[This is the ninth in a series of posts exploring the personal stories of real women in technology. Every woman in tech overcame, at the very least, statistical odds to be here; this blog series aims to find out why, and what they found along the way. This time around we chatted with Abby Fichtner (t|ln), better known as Hacker Chick for her devoted work with Boston startups. Recently named Founding Executive Director of hack/reduce, a non-profit big data hacker space, Abby is in constant search of shaking up conventional wisdom and finding out what lies beyond. If reading her story inspires you to share yours, please feel free to email me.]

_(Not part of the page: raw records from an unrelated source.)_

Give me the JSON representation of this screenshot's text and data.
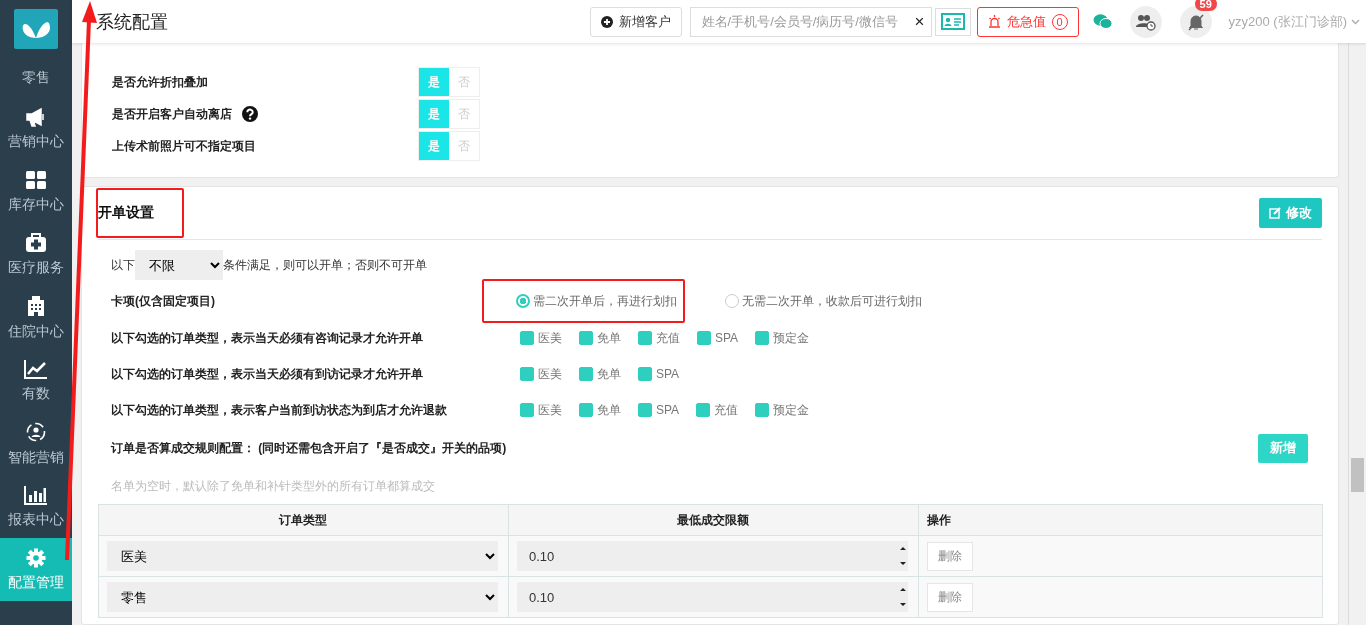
{
  "sidebar": {
    "items": [
      {
        "label": "零售",
        "selected": false
      },
      {
        "label": "营销中心",
        "selected": false
      },
      {
        "label": "库存中心",
        "selected": false
      },
      {
        "label": "医疗服务",
        "selected": false
      },
      {
        "label": "住院中心",
        "selected": false
      },
      {
        "label": "有数",
        "selected": false
      },
      {
        "label": "智能营销",
        "selected": false
      },
      {
        "label": "报表中心",
        "selected": false
      },
      {
        "label": "配置管理",
        "selected": true
      }
    ]
  },
  "header": {
    "title": "系统配置",
    "new_customer_button": "新增客户",
    "search": {
      "placeholder": "姓名/手机号/会员号/病历号/微信号",
      "clear": "×"
    },
    "critical_button": {
      "label": "危急值",
      "count": "0"
    },
    "notification_count": "59",
    "user": "yzy200 (张江门诊部)"
  },
  "toggle_card": {
    "rows": [
      {
        "label": "是否允许折扣叠加",
        "help": false,
        "options": [
          {
            "label": "是",
            "selected": true
          },
          {
            "label": "否",
            "selected": false
          }
        ]
      },
      {
        "label": "是否开启客户自动离店",
        "help": true,
        "options": [
          {
            "label": "是",
            "selected": true
          },
          {
            "label": "否",
            "selected": false
          }
        ]
      },
      {
        "label": "上传术前照片可不指定项目",
        "help": false,
        "options": [
          {
            "label": "是",
            "selected": true
          },
          {
            "label": "否",
            "selected": false
          }
        ]
      }
    ]
  },
  "order_card": {
    "title": "开单设置",
    "highlighted": true,
    "edit_button": "修改",
    "condition": {
      "prefix": "以下",
      "select": "不限",
      "suffix": "条件满足，则可以开单；否则不可开单"
    },
    "card_item": {
      "label": "卡项(仅含固定项目)",
      "options": [
        {
          "label": "需二次开单后，再进行划扣",
          "selected": true,
          "highlighted": true
        },
        {
          "label": "无需二次开单，收款后可进行划扣",
          "selected": false,
          "highlighted": false
        }
      ]
    },
    "check_groups": [
      {
        "label": "以下勾选的订单类型，表示当天必须有咨询记录才允许开单",
        "options": [
          {
            "label": "医美",
            "checked": true
          },
          {
            "label": "免单",
            "checked": true
          },
          {
            "label": "充值",
            "checked": true
          },
          {
            "label": "SPA",
            "checked": true
          },
          {
            "label": "预定金",
            "checked": true
          }
        ]
      },
      {
        "label": "以下勾选的订单类型，表示当天必须有到访记录才允许开单",
        "options": [
          {
            "label": "医美",
            "checked": true
          },
          {
            "label": "免单",
            "checked": true
          },
          {
            "label": "SPA",
            "checked": true
          }
        ]
      },
      {
        "label": "以下勾选的订单类型，表示客户当前到访状态为到店才允许退款",
        "options": [
          {
            "label": "医美",
            "checked": true
          },
          {
            "label": "免单",
            "checked": true
          },
          {
            "label": "SPA",
            "checked": true
          },
          {
            "label": "充值",
            "checked": true
          },
          {
            "label": "预定金",
            "checked": true
          }
        ]
      }
    ],
    "deal_rule": {
      "label": "订单是否算成交规则配置：  (同时还需包含开启了『是否成交』开关的品项)",
      "add_button": "新增",
      "hint": "名单为空时，默认除了免单和补针类型外的所有订单都算成交"
    },
    "table": {
      "columns": [
        "订单类型",
        "最低成交限额",
        "操作"
      ],
      "rows": [
        {
          "order_type": "医美",
          "min_amount": "0.10",
          "delete": "删除"
        },
        {
          "order_type": "零售",
          "min_amount": "0.10",
          "delete": "删除"
        }
      ]
    }
  },
  "annotation_arrow": true
}
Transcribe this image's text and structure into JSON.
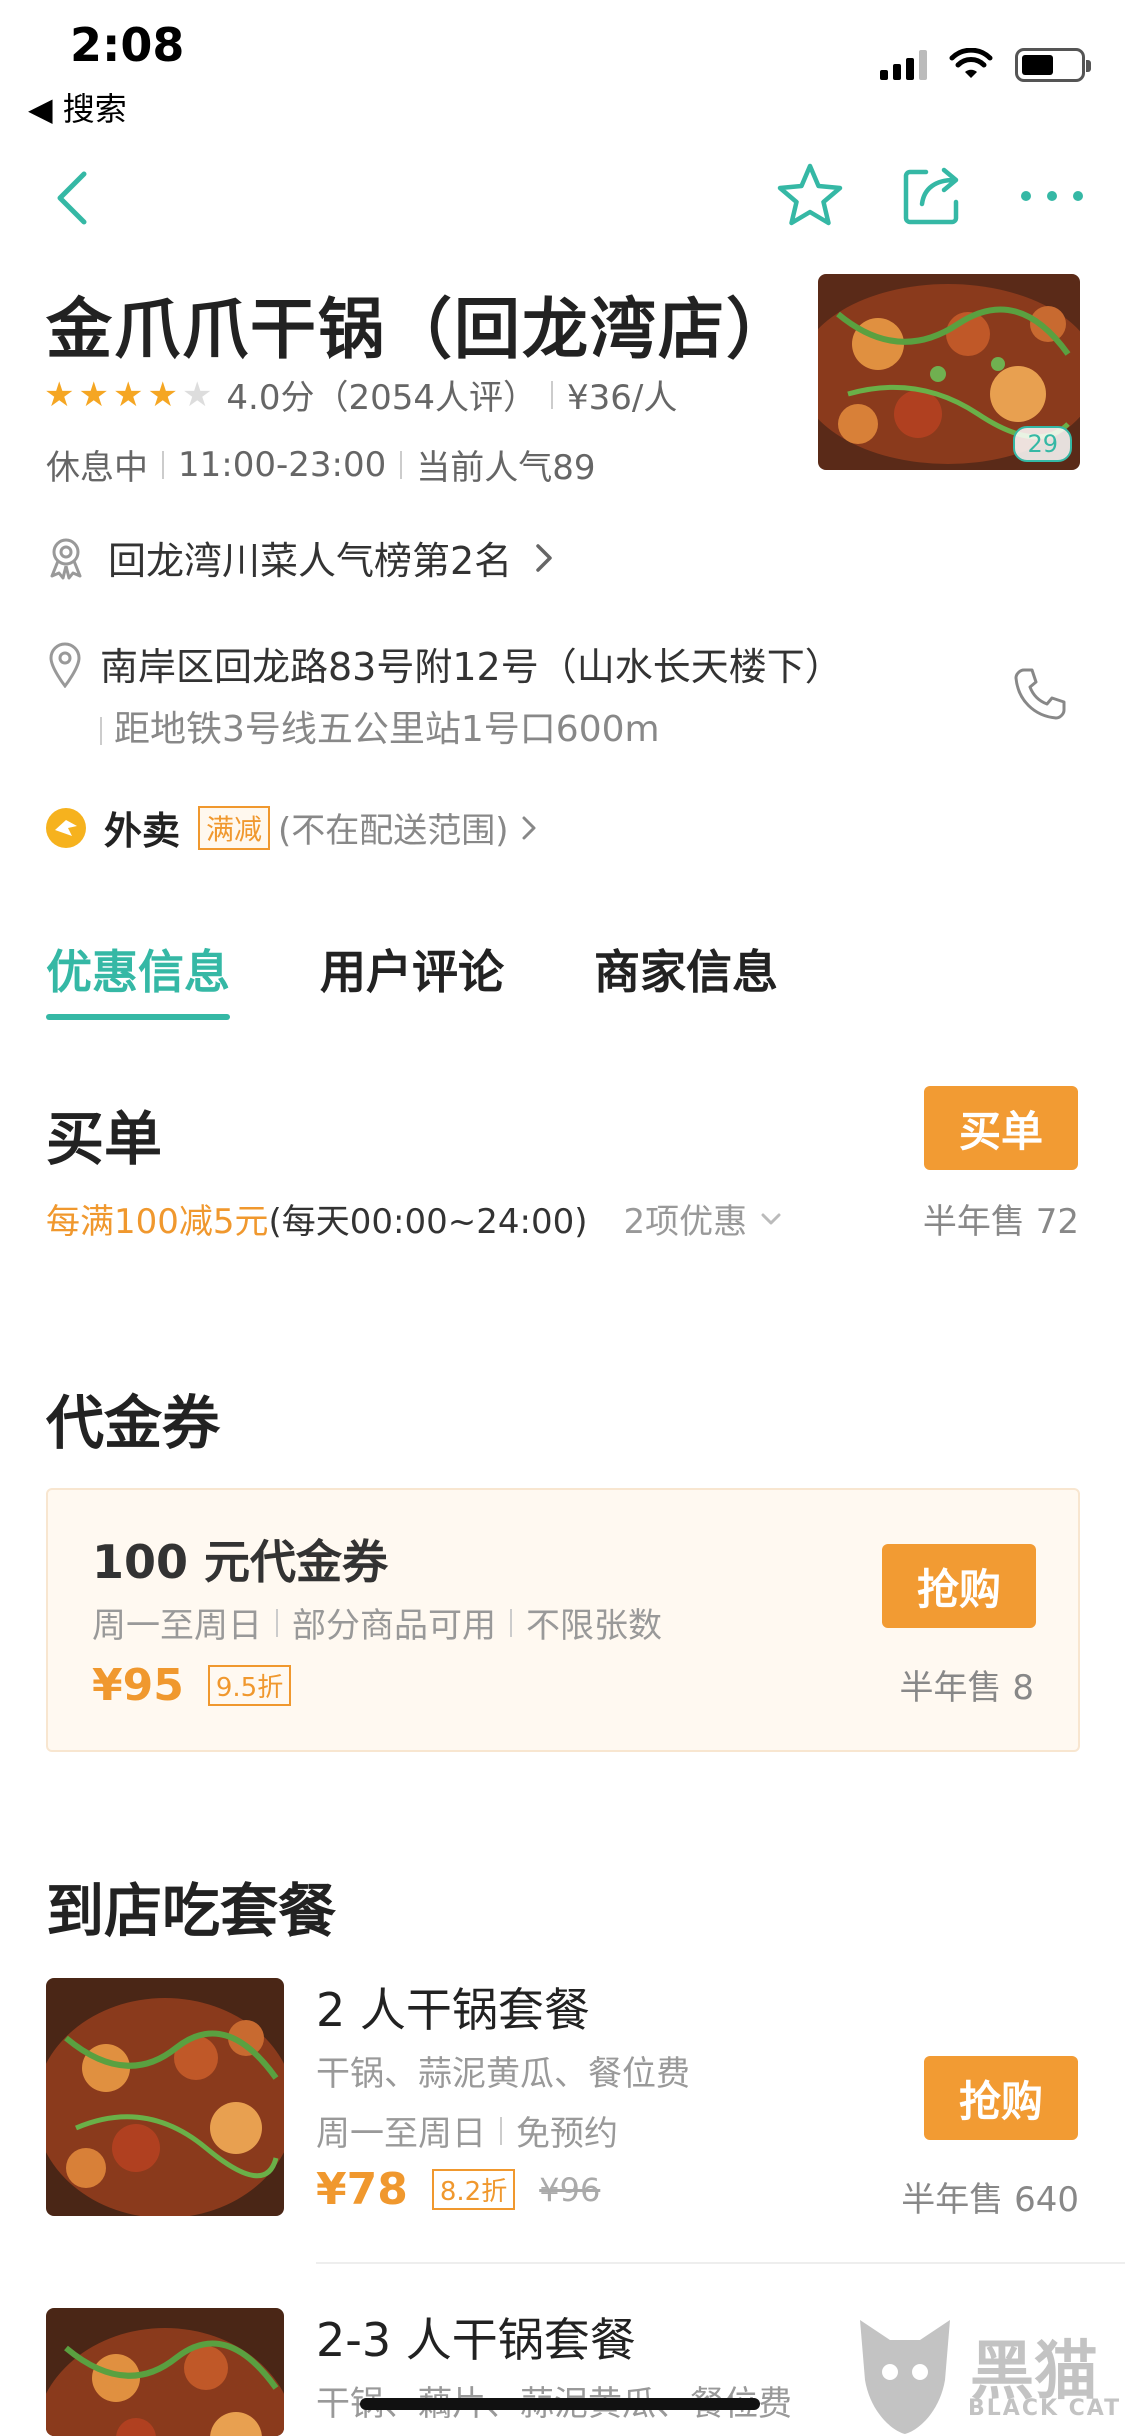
{
  "status_bar": {
    "time": "2:08",
    "back_app": "◀ 搜索"
  },
  "shop": {
    "name": "金爪爪干锅（回龙湾店）",
    "rating": 4,
    "rating_text": "4.0分（2054人评）",
    "price_per_person": "¥36/人",
    "status": "休息中",
    "hours": "11:00-23:00",
    "popularity": "当前人气89",
    "photo_count": "29",
    "rank": "回龙湾川菜人气榜第2名",
    "address": "南岸区回龙路83号附12号（山水长天楼下）",
    "metro": "距地铁3号线五公里站1号口600m"
  },
  "delivery": {
    "label": "外卖",
    "badge": "满减",
    "note": "(不在配送范围)"
  },
  "tabs": [
    {
      "label": "优惠信息",
      "active": true
    },
    {
      "label": "用户评论",
      "active": false
    },
    {
      "label": "商家信息",
      "active": false
    }
  ],
  "pay": {
    "title": "买单",
    "button": "买单",
    "promo_highlight": "每满100减5元",
    "promo_time": "(每天00:00~24:00)",
    "promo_more": "2项优惠",
    "sold": "半年售 72"
  },
  "voucher": {
    "section_title": "代金券",
    "name": "100 元代金券",
    "tags": [
      "周一至周日",
      "部分商品可用",
      "不限张数"
    ],
    "price": "¥95",
    "discount": "9.5折",
    "button": "抢购",
    "sold": "半年售 8"
  },
  "packages": {
    "section_title": "到店吃套餐",
    "items": [
      {
        "title": "2 人干锅套餐",
        "desc": "干锅、蒜泥黄瓜、餐位费",
        "tags": [
          "周一至周日",
          "免预约"
        ],
        "price": "¥78",
        "discount": "8.2折",
        "old_price": "¥96",
        "button": "抢购",
        "sold": "半年售 640"
      },
      {
        "title": "2-3 人干锅套餐",
        "desc": "干锅、藕片、蒜泥黄瓜、餐位费"
      }
    ]
  },
  "watermark": {
    "text": "黑猫",
    "sub": "BLACK CAT"
  },
  "colors": {
    "accent": "#35b8a5",
    "orange": "#f29b33",
    "star": "#f5a623"
  }
}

Hi! I’m Abby Fichtner – although more people probably know me as Hacker Chick. I write The Hacker Chick Blog on how we can push the edge on what’s possible, and I’m about to launch a non-profit hacker space for big data called hack/reduce.

Prior to this, I was Microsoft’s Evangelist for Startups where I had the most incredible experience of working with hundreds of startups. I’ve been alternately called the cheerleader and the guardian angel for Boston startups. I love this community and am super excited to launch hack/reduce to help Boston continue solving the really hard problems and keep our title as the most innovative city in the world.


1. Can you take us back to your “eureka!” moment—a particular instance or event that got you interested in technology?

I like to joke that programming is in my blood.  My Dad has been programming since the 1960’s and my brother followed him into Computer Science. So when we were kids, my parents told us that whoever made the honor roll first would get an Atari. This was 1980 and so Atari game machines were The Thing to have.

Sufficiently motivated, I made the honor roll and my Dad came through – with an Atari 800, the PC!  Pretty much nobody had PCs in 1980, so this was pretty elite. For games, we got these Atari magazines that had pages and pages of source code in them and our father-daughter bonding experiences were typing in the machine language to build our own games. Talk about hard core, right?!

2. Growing up, did you have any preconceived perceptions of the tech world and the kinds of people who lived in it?

Growing up I did not want to be a programmer! I thought that was something my Dad and my brother did. I was an independent woman and going to follow my own path. I heard that if you’re really good, they make you a manager. So my goal was to be on the business side of things. Continue reading Stories from the WIT Trenches: Abby Fichtner